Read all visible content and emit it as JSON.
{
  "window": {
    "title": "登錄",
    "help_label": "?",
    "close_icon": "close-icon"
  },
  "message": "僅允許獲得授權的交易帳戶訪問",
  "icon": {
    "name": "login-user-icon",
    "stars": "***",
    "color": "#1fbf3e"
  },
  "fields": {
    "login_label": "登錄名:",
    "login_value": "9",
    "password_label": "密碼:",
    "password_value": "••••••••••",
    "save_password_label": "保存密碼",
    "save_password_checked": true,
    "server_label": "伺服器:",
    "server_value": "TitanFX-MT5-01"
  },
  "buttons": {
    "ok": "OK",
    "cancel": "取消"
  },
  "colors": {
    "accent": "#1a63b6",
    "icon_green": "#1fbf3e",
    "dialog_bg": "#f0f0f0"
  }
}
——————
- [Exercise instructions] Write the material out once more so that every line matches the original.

- [Answer below]
Read all visible content and emit it as JSON.
{
  "window": {
    "title": "登錄",
    "help_label": "?",
    "close_icon": "close-icon"
  },
  "message": "僅允許獲得授權的交易帳戶訪問",
  "icon": {
    "name": "login-user-icon",
    "stars": "***",
    "color": "#1fbf3e"
  },
  "fields": {
    "login_label": "登錄名:",
    "login_value": "9",
    "password_label": "密碼:",
    "password_value": "••••••••••",
    "save_password_label": "保存密碼",
    "save_password_checked": true,
    "server_label": "伺服器:",
    "server_value": "TitanFX-MT5-01"
  },
  "buttons": {
    "ok": "OK",
    "cancel": "取消"
  },
  "colors": {
    "accent": "#1a63b6",
    "icon_green": "#1fbf3e",
    "dialog_bg": "#f0f0f0"
  }
}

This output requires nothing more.